Later Han (Five Dynasties)

Han

947–951
Later Han
Later Han
CapitalBian (Kaifeng)
Common languagesChinese
Religion
Buddhism, Taoism, Confucianism, Chinese folk religion
GovernmentMonarchy
Emperor 
• 947–948
Emperor Gaozu
• 948–951
Emperor Yin
Historical eraFive Dynasties and Ten Kingdoms Period
• Established in Taiyuan
March 10, 947
• Coup d'etat, surrender of Bian; Emperor Yin killed (de facto end)
January 1; January 2, 951
• Guo Wei proclaimed Emperor (de jure end)
February 13 951
CurrencyChinese cash, Chinese coin, copper coins etc.
Preceded by
Succeeded by
Later Jìn
Later Zhou
Northern Han
Today part ofChina
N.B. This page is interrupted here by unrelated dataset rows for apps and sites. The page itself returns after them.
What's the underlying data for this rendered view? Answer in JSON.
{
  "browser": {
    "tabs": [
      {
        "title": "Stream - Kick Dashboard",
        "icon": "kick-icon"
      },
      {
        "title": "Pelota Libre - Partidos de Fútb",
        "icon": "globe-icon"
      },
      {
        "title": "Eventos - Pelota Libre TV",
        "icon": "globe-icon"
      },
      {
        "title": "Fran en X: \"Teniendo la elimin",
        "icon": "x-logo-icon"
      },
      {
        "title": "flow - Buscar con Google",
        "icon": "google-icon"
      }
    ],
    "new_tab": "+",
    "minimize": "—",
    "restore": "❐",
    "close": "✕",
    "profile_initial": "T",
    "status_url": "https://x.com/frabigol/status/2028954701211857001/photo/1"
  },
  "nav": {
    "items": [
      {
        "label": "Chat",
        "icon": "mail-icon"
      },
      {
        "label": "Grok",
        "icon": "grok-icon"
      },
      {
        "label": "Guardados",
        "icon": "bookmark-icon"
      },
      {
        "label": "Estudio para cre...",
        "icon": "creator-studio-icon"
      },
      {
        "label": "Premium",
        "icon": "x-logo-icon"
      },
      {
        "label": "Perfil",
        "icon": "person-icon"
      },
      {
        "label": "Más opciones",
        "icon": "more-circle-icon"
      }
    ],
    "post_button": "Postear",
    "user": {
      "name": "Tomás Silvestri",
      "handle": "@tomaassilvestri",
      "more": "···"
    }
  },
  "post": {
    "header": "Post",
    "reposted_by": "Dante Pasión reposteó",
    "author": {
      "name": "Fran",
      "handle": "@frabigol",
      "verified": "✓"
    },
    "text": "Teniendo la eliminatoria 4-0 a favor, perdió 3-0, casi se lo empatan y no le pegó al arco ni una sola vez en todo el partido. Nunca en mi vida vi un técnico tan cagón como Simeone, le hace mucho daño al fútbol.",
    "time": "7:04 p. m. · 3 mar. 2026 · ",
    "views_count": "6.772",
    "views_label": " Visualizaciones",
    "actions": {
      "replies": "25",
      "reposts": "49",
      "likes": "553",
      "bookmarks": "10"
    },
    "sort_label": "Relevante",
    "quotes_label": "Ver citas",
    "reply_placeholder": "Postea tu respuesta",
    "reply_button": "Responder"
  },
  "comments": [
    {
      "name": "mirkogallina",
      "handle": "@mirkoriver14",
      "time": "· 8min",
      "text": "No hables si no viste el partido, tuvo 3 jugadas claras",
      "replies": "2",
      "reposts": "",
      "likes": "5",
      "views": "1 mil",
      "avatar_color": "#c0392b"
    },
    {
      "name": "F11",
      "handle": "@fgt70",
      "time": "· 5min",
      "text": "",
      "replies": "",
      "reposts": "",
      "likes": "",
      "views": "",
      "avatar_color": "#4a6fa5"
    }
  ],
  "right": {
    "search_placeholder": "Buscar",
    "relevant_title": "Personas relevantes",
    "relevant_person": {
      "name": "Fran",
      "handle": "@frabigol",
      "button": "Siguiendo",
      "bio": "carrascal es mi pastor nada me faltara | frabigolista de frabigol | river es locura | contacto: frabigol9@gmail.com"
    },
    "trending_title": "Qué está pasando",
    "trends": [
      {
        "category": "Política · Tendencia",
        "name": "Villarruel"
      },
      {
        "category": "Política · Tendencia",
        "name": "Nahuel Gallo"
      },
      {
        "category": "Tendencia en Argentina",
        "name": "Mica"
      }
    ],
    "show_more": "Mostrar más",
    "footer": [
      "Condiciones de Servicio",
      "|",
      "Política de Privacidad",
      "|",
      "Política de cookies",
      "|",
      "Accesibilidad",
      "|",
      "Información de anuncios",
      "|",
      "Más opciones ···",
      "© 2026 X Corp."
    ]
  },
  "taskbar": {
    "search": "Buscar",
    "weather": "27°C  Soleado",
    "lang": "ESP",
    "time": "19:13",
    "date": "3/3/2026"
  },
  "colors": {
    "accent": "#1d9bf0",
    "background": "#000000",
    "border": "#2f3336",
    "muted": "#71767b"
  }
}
The Later Han (simplified Chinese: 后汉; traditional Chinese: 後漢; pinyin: Hòu Hàn) was founded in 947. It was the fourth of the Five Dynasties, and the third consecutive sinicized Shatuo ethnicity state,[1] however, other sources indicate that the Later Han emperors claimed patrilineal Han Chinese ancestry.[2] It was among the shortest-lived of all Chinese regimes, lasting for slightly under four years before it was overcome by a rebellion that resulted in the founding of the Later Zhou.

Establishment of the Later Han

Liu Zhiyuan was military governor of Bingzhou, an area around Taiyuan in present-day Shanxi that had long been a stronghold of the sinicized Shatuo. However, the Later Jin he served was weak and little more than a puppet of the expanding Khitan empire to the north. When the Later Jin finally did decide to defy them, the Khitan sent an expedition south that resulted in the destruction of the Later Jin.

The Khitan force made it all the way to the Yellow River before the emperor decided to return to his base in present-day Beijing, in the heart of the contentious Sixteen Prefectures. However, following constant harassment from the Chinese on the return route, he died of an illness in May 947. The combination of the fall of the Later Jin and the succession crisis among the Khitan resulted in a power vacuum. Liu Zhiyuan was able to fill that void and founded the Later Han.

Sources conflict as to the origin of the Later Han and Northern Han Emperors, some indicate Shatuo ancestry while another claims that the Emperors claimed patrilineal Han Chinese ancestry.[2]